Future travellers stopping on Mars may find themselves cuddling up against rock walls or nestled deep beneath lava tubes to avoid dangerous radiation.
On a happier note- The Mars Helicopter from NASA has been given a new lease on life.
The mission of NASA’s Ingenuity helicopter on Mars has been extended indefinitely. The Ingenuity helicopter, a regular travel companion of the Perseverance rover, has already performed 12 successful flights as part of the expedition’s core aim to search for clues of ancient life on Mars. The Perseverance rover carried the helicopter to Mars, where it landed on February 18th before being deployed to the Martian surface on April 3rd.
The Ingenuity took to the air for the first time on April 19th, flying for 39.1 seconds and rising to a height of slightly over 10 feet. Ingenuity rose to a height of 16 feet and landed after 51.9 seconds on its second trip a few days later.
Since then, the chopper has flown ten more times, sending data 173 million miles back to Earth, where it was received by NASA’s array of ground antennae. Ingenuity has flown more than a mile in the Martian atmosphere, which is a significant accomplishment for such a little vehicle.
The Ingenuity chopper has been given a new lease on life after completing 12 successful flights, with NASA extending its mission on Mars for the foreseeable future. It was supposed to be retired by now, but NASA thinks it should stay in service because of its tremendous performance in its first dozen flights.
Josh Ravich, leader of Ingenuity’s mechanical engineering team, told AFP that the rotorcraft is performing better than predicted, which is why its mission has been extended.
The lifetime of Ingenuity, according to Ravich, can be due in part to the Martian weather, which has been pleasant during its initial months on the planet. “So far, the climate has been quite accommodating: temperatures, wind, sun, dust in the air… It’s still bitterly cold outside, but things could have been far worse “, he explained.
It Wasn’t Easy for Ingenuity to Succeed
Ingenuity’s success hasn’t always been easy.
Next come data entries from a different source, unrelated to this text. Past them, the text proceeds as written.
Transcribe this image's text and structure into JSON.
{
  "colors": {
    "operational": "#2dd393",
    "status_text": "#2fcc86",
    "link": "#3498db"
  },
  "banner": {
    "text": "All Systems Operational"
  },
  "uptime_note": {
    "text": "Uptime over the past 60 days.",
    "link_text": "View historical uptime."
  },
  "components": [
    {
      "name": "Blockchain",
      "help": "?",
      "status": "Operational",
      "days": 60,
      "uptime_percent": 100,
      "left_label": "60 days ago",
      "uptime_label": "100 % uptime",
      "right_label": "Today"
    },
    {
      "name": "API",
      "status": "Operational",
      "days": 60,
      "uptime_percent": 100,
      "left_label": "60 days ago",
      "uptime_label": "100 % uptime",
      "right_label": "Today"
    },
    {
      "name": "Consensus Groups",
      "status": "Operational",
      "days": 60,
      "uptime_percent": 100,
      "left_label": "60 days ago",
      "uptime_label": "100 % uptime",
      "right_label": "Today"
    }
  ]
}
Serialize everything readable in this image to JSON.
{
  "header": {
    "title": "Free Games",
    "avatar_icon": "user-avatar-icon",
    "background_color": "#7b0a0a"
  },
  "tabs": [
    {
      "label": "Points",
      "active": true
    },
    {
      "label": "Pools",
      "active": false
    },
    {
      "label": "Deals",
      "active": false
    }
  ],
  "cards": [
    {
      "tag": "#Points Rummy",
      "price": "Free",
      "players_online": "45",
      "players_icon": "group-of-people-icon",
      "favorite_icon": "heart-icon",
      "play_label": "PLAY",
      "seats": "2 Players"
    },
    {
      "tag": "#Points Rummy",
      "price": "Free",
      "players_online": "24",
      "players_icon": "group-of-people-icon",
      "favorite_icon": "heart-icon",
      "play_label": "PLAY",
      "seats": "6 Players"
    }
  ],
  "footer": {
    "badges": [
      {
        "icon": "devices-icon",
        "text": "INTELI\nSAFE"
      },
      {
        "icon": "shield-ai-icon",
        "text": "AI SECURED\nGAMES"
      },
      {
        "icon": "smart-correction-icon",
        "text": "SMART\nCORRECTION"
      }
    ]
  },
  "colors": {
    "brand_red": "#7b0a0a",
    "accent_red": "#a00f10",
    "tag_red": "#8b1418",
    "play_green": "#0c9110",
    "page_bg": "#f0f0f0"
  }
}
To make the Ingenuity test mission practicable, NASA scientists had to account for a number of unknowns. The rarefied atmosphere on Mars, which is reported to be only 1% as dense as Earth’s air, was one of the most difficult challenges the scientists faced.
While low atmospheric density is difficult for all types of aircraft, it is especially difficult for rotorcraft like Ingenuity. The Ingenuity’s rotors must spin at 2,400 RPM to achieve lift due to the ultra-thin atmosphere, which is nearly five times faster than a helicopter on Earth.
Among Ingenuity’s many triumphs over the last six months, there have also been several scares and close calls that could have ended the tiny helicopter’s Mars journey prematurely. A catastrophic in-flight malfunction once threw it dangerously off-balance, but it was able to recover and land safely.
The issue has since been resolved, and the chopper is back to its original mission of scanning for Perseverance with its high-resolution camera. It has already returned a slew of critical photographs, the most recent of which revealed that a region known as South Seetha isn’t as interesting as scientists had thought.